Collected data entries:
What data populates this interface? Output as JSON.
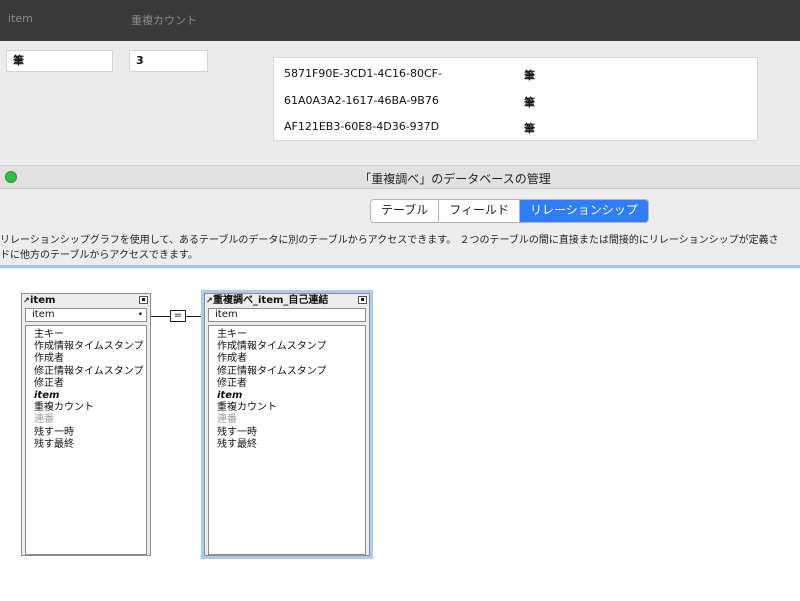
{
  "header": {
    "col_item": "item",
    "col_count": "重複カウント"
  },
  "form": {
    "item_value": "筆",
    "count_value": "3"
  },
  "portal": {
    "rows": [
      {
        "id": "5871F90E-3CD1-4C16-80CF-",
        "value": "筆"
      },
      {
        "id": "61A0A3A2-1617-46BA-9B76",
        "value": "筆"
      },
      {
        "id": "AF121EB3-60E8-4D36-937D",
        "value": "筆"
      }
    ]
  },
  "window": {
    "title": "「重複調べ」のデータベースの管理",
    "status_color": "#2fbf45"
  },
  "tabs": [
    {
      "label": "テーブル",
      "active": false
    },
    {
      "label": "フィールド",
      "active": false
    },
    {
      "label": "リレーションシップ",
      "active": true
    }
  ],
  "description": {
    "line1": "リレーションシップグラフを使用して、あるテーブルのデータに別のテーブルからアクセスできます。 ２つのテーブルの間に直接または間接的にリレーションシップが定義さ",
    "line2": "ドに他方のテーブルからアクセスできます。"
  },
  "graph": {
    "relation_symbol": "=",
    "left_table": {
      "name": "item",
      "key": "item",
      "fields": [
        "主キー",
        "作成情報タイムスタンプ",
        "作成者",
        "修正情報タイムスタンプ",
        "修正者",
        "item",
        "重複カウント",
        "連番",
        "残す一時",
        "残す最終"
      ]
    },
    "right_table": {
      "name": "重複調べ_item_自己連結",
      "key": "item",
      "fields": [
        "主キー",
        "作成情報タイムスタンプ",
        "作成者",
        "修正情報タイムスタンプ",
        "修正者",
        "item",
        "重複カウント",
        "連番",
        "残す一時",
        "残す最終"
      ]
    }
  },
  "colors": {
    "accent": "#2f7ef7",
    "selection": "#a9cdf0",
    "header_bg": "#3a3a3a"
  }
}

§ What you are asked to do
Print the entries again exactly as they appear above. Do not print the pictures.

§ Output for this exercise
What data populates this interface? Output as JSON.
{
  "header": {
    "col_item": "item",
    "col_count": "重複カウント"
  },
  "form": {
    "item_value": "筆",
    "count_value": "3"
  },
  "portal": {
    "rows": [
      {
        "id": "5871F90E-3CD1-4C16-80CF-",
        "value": "筆"
      },
      {
        "id": "61A0A3A2-1617-46BA-9B76",
        "value": "筆"
      },
      {
        "id": "AF121EB3-60E8-4D36-937D",
        "value": "筆"
      }
    ]
  },
  "window": {
    "title": "「重複調べ」のデータベースの管理",
    "status_color": "#2fbf45"
  },
  "tabs": [
    {
      "label": "テーブル",
      "active": false
    },
    {
      "label": "フィールド",
      "active": false
    },
    {
      "label": "リレーションシップ",
      "active": true
    }
  ],
  "description": {
    "line1": "リレーションシップグラフを使用して、あるテーブルのデータに別のテーブルからアクセスできます。 ２つのテーブルの間に直接または間接的にリレーションシップが定義さ",
    "line2": "ドに他方のテーブルからアクセスできます。"
  },
  "graph": {
    "relation_symbol": "=",
    "left_table": {
      "name": "item",
      "key": "item",
      "fields": [
        "主キー",
        "作成情報タイムスタンプ",
        "作成者",
        "修正情報タイムスタンプ",
        "修正者",
        "item",
        "重複カウント",
        "連番",
        "残す一時",
        "残す最終"
      ]
    },
    "right_table": {
      "name": "重複調べ_item_自己連結",
      "key": "item",
      "fields": [
        "主キー",
        "作成情報タイムスタンプ",
        "作成者",
        "修正情報タイムスタンプ",
        "修正者",
        "item",
        "重複カウント",
        "連番",
        "残す一時",
        "残す最終"
      ]
    }
  },
  "colors": {
    "accent": "#2f7ef7",
    "selection": "#a9cdf0",
    "header_bg": "#3a3a3a"
  }
}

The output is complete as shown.